Therein lies another crux. The enormity of the task of cultivating meaningfully more Black and brown golfers in a world of yawning wealth gaps would seem to require much more than the effort of one, albeit extraordinary, person.

“I love what Stephen is doing, but I don’t think it fully solves player development,” says Dr. Michael Cooper, a longtime advocate who has had many high positions in golf, including chairman of the Golf 20/20 Diversity Task Force. “We need camps, academies, lessons, equipment, all over the country. It’s a very complex system. There are people who want to be the person to make it happen, but what we need is more collaboration and less overlap of services. Who’s going to be the leader to finally pull it all together? Could it be Stephen? Maybe.”

There’s a sentiment among some in pro golf that Curry should do more to enlist its players. One might counter that PGA Tour and LIV players have had plenty of time and opportunity to create junior programs at the scale of Underrated and might be better served addressing their own current fractures, but that’s to ignore the sincere pros and administrators whose help might be additive. One top agent told me: “The Underrated Golf Tour events are a first-class experience for players with great goodie bags, but with the right strategic partnerships the level of competition could get better. A lot of the money they’re spending on kids could be better spent working with existing organizations that are already in place to reach more kids.”

“For sure, there are a lot of collaboration opportunities,” says Curry, who’s quick to name the work of Notah Begay and Cam Champ. “A lot of guys have reached out to compliment me on what I’m doing, like Tony Finau, Justin Thomas.

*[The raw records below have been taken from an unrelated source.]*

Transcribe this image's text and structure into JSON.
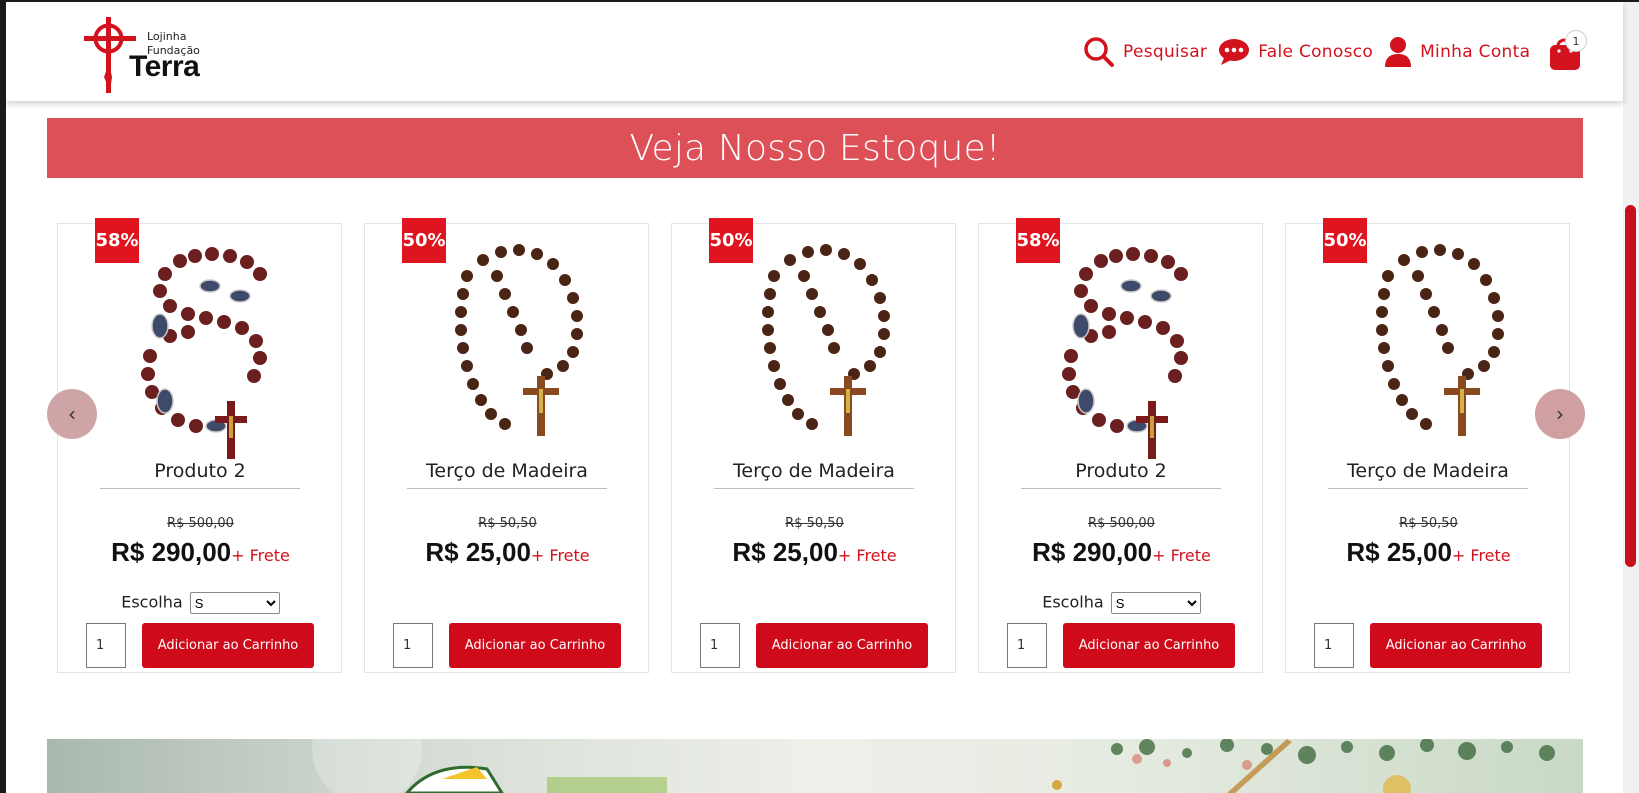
{
  "brand": {
    "line1": "Lojinha",
    "line2": "Fundação",
    "name": "Terra",
    "accent": "#d2121d"
  },
  "nav": {
    "search": "Pesquisar",
    "contact": "Fale Conosco",
    "account": "Minha Conta",
    "cart_count": "1"
  },
  "banner": {
    "title": "Veja Nosso Estoque!"
  },
  "products": [
    {
      "discount": "58%",
      "name": "Produto 2",
      "old_price": "R$ 500,00",
      "price": "R$ 290,00",
      "frete": "+ Frete",
      "variant_label": "Escolha",
      "variant_value": "S",
      "qty": "1",
      "button": "Adicionar ao Carrinho"
    },
    {
      "discount": "50%",
      "name": "Terço de Madeira",
      "old_price": "R$ 50,50",
      "price": "R$ 25,00",
      "frete": "+ Frete",
      "qty": "1",
      "button": "Adicionar ao Carrinho"
    },
    {
      "discount": "50%",
      "name": "Terço de Madeira",
      "old_price": "R$ 50,50",
      "price": "R$ 25,00",
      "frete": "+ Frete",
      "qty": "1",
      "button": "Adicionar ao Carrinho"
    },
    {
      "discount": "58%",
      "name": "Produto 2",
      "old_price": "R$ 500,00",
      "price": "R$ 290,00",
      "frete": "+ Frete",
      "variant_label": "Escolha",
      "variant_value": "S",
      "qty": "1",
      "button": "Adicionar ao Carrinho"
    },
    {
      "discount": "50%",
      "name": "Terço de Madeira",
      "old_price": "R$ 50,50",
      "price": "R$ 25,00",
      "frete": "+ Frete",
      "qty": "1",
      "button": "Adicionar ao Carrinho"
    }
  ],
  "carousel": {
    "prev_icon": "chevron-left-icon",
    "next_icon": "chevron-right-icon",
    "prev_glyph": "‹",
    "next_glyph": "›"
  }
}
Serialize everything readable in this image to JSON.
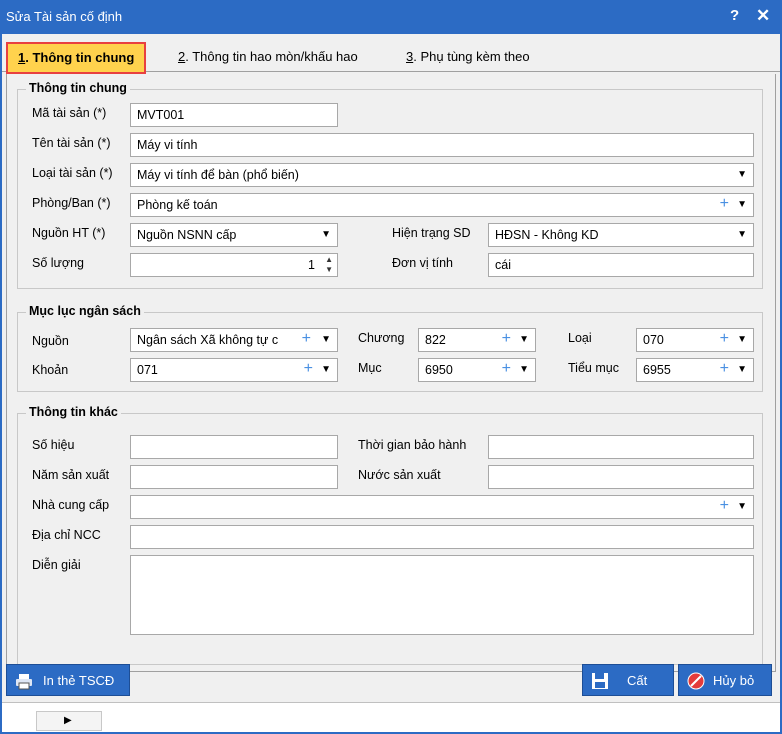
{
  "window": {
    "title": "Sửa Tài sản cố định",
    "help": "?",
    "close": "✕"
  },
  "tabs": [
    {
      "key": "1",
      "label": ". Thông tin chung"
    },
    {
      "key": "2",
      "label": ". Thông tin hao mòn/khấu hao"
    },
    {
      "key": "3",
      "label": ". Phụ tùng kèm theo"
    }
  ],
  "general": {
    "title": "Thông tin chung",
    "ma_label": "Mã tài sản (*)",
    "ma_value": "MVT001",
    "ten_label": "Tên tài sản (*)",
    "ten_value": "Máy vi tính",
    "loai_label": "Loại tài sản (*)",
    "loai_value": "Máy vi tính để bàn (phổ biến)",
    "phong_label": "Phòng/Ban (*)",
    "phong_value": "Phòng kế toán",
    "nguon_label": "Nguồn HT (*)",
    "nguon_value": "Nguồn NSNN cấp",
    "hientrang_label": "Hiện trạng SD",
    "hientrang_value": "HĐSN - Không KD",
    "soluong_label": "Số lượng",
    "soluong_value": "1",
    "donvi_label": "Đơn vị tính",
    "donvi_value": "cái"
  },
  "budget": {
    "title": "Mục lục ngân sách",
    "nguon_label": "Nguồn",
    "nguon_value": "Ngân sách Xã không tự c",
    "chuong_label": "Chương",
    "chuong_value": "822",
    "loai_label": "Loại",
    "loai_value": "070",
    "khoan_label": "Khoản",
    "khoan_value": "071",
    "muc_label": "Mục",
    "muc_value": "6950",
    "tieumuc_label": "Tiểu mục",
    "tieumuc_value": "6955"
  },
  "other": {
    "title": "Thông tin khác",
    "sohieu_label": "Số hiệu",
    "sohieu_value": "",
    "baohanh_label": "Thời gian bảo hành",
    "baohanh_value": "",
    "namsx_label": "Năm sản xuất",
    "namsx_value": "",
    "nuocsx_label": "Nước sản xuất",
    "nuocsx_value": "",
    "ncc_label": "Nhà cung cấp",
    "ncc_value": "",
    "diachi_label": "Địa chỉ NCC",
    "diachi_value": "",
    "diengiai_label": "Diễn giải",
    "diengiai_value": ""
  },
  "buttons": {
    "print": "In thẻ TSCĐ",
    "save": "Cất",
    "cancel": "Hủy bỏ"
  },
  "icons": {
    "dropdown": "chevron-down-icon",
    "add": "plus-icon",
    "spin": "spinner-icon",
    "print": "printer-icon",
    "save": "floppy-icon",
    "cancel": "cancel-icon"
  },
  "colors": {
    "titlebar": "#2c6bc4",
    "active_tab": "#ffd24d",
    "tab_highlight": "#e84040",
    "plus": "#4a90e2"
  }
}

Collin Morikawa came to our event at Harding Park and spent the entire day. Jordan Spieth and Annika Sorenstam both opened access to their tournaments for Curry Cup winners. The number of kids who fit into this junior golf umbrella is huge, and we’re all just trying to reach who we can to give them access so that we can change some of those numbers in professional and college golf, as well as give them other tools outside the game, too.”

It has been a long time since a conquering hero from another sport tried to inspire a generation of Black golfers with such intention, but there is precedent. Joe Louis, heavyweight boxing champion of the world from 1937 to 1949, became the first Black person to play in a PGA-sponsored tournament at the 1952 San Diego Open. Louis told The New York Times: “I want people to know what the PGA is. We’ve got another Hitler to get by.” His son, Joe Louis Barrow Jr., later became a successful golf businessman and the first CEO of The First Tee (2000-’17).

Anything great in the world starts with a person and an idea, then gestates and develops from there. Can the Underrated Tour achieve in golf where decades of strategizing, effort and resources deployed by well-intentioned, smart people have come up short? Would Curry becoming the first pro athlete from another sport to earn a senior tour card or win a major elite amateur event even matter that much if the kids who idolize him don’t have access to competitive golf? Such answers won’t be known for many years. For now, a lot of Warriors fans might prefer their team captain put these dreams aside and focus on the other 14 guys on the roster after a humdrum season.

Every now and then, arrogance looks different in the rearview. Davidson basketball coach Bob McKillop had patience when a scrawny freshman started chucking threes from 10 feet behind the line.

More On Steph Curry Golf Guy A timeline of Steph Curry’s most golf-obsessed moments Celebrity Golfers Watch Stephen Curry make a walk-off eagle to win the American Century Championship Be like Steph Watch Steph Curry make a hole-in-one, and his GOAT celebration will be replayed for decades

This article was originally published on golfdigest.com